Traveler will wait a few minutes. I don't hurry turning him out after a ride. I like him to be almost dried off before I put him up. It's too chilly yet, for a bath which I sometimes do to wash off the sweat and salt. This morning I'll scrape him down with a sweat scraper. The sweat scraper looks like a long flat flexible serrated knife that will bend in the middle to get into tight places where sweat collects and can breed all manner of things that irritate a horse's skin. Traveler actually likes the sweat scraper, he gets these funny looks,scrunches his nose up to a blunt point like a dogs nose. I call it 'elephant nose'. He gets to liking it so much he will lean into me.


Almost dried off and saddle pad laid out for drying, we walk to the pasture gate. i turn him into the pasture and he bolts for the far end of the pasture. He's so cool to watch when he'shappy. He comes back to the gate just to make sure I'm still close, he knows theres a treat for him in his pen. He walks away and finds the dustiest driest place he can find, he drops and rolls getting right back up again, then he walks around in circles and drops again rolling on the opposite side. Up and off again he races for the far end of the pasture tail flying high. This time he's calling to the neighbors horses saying, 'Hey look at me!' They return his call and he comes back to the gate.


While I'm hooking his lead rope, he's searching my pockets for the treat he knows I have hidden in my back pocket. He can smell it. I've already put three pounds of carrots with a small flake of alfalfa in his pen. It's a short walk to his pen and we walk through the gate right to the feed I've left for him. Now, I can pull of his halter and leave him to the rest of his day.


As I close the gate and latch it, I look at the sky to try and determine what time of day it's getting to be and how long I've been gone into this world where it's just Traveler and myself.

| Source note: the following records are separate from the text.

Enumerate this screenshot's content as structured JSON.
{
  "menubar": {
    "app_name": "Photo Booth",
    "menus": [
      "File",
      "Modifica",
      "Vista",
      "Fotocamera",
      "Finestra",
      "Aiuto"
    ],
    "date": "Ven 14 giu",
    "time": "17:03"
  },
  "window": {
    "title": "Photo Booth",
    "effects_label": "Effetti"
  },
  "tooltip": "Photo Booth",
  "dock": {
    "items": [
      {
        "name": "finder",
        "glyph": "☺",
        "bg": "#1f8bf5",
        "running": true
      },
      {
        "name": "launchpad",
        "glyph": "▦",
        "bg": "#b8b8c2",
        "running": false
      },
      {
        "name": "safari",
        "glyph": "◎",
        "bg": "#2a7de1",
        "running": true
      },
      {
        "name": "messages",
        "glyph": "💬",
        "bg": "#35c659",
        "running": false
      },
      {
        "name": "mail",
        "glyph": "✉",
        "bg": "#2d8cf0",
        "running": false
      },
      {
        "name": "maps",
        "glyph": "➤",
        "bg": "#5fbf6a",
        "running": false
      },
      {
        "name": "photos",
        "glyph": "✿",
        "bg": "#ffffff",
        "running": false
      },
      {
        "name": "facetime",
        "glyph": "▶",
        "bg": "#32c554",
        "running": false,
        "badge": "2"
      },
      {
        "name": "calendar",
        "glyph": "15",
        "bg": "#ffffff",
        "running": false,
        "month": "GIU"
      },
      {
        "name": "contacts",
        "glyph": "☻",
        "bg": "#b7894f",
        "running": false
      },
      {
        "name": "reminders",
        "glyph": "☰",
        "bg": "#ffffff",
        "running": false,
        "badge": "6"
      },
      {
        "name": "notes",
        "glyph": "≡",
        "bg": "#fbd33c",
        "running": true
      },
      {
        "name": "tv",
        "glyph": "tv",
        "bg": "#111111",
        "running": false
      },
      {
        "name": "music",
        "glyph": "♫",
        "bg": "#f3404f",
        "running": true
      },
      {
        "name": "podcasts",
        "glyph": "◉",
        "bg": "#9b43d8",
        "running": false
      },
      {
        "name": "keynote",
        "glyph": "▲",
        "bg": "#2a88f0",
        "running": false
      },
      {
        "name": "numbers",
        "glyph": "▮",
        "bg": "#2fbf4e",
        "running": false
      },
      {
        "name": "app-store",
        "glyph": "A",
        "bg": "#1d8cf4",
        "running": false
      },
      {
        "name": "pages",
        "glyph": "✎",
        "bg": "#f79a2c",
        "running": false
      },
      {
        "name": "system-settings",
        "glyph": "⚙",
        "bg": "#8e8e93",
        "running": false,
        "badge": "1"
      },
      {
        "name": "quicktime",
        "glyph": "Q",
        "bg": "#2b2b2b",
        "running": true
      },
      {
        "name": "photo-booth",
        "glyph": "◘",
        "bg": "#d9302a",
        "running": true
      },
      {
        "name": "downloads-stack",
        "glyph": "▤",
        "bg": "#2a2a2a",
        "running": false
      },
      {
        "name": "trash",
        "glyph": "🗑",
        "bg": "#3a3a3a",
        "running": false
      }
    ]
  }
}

Flipping my phone open, it's just before nine AM, I still have all day, too.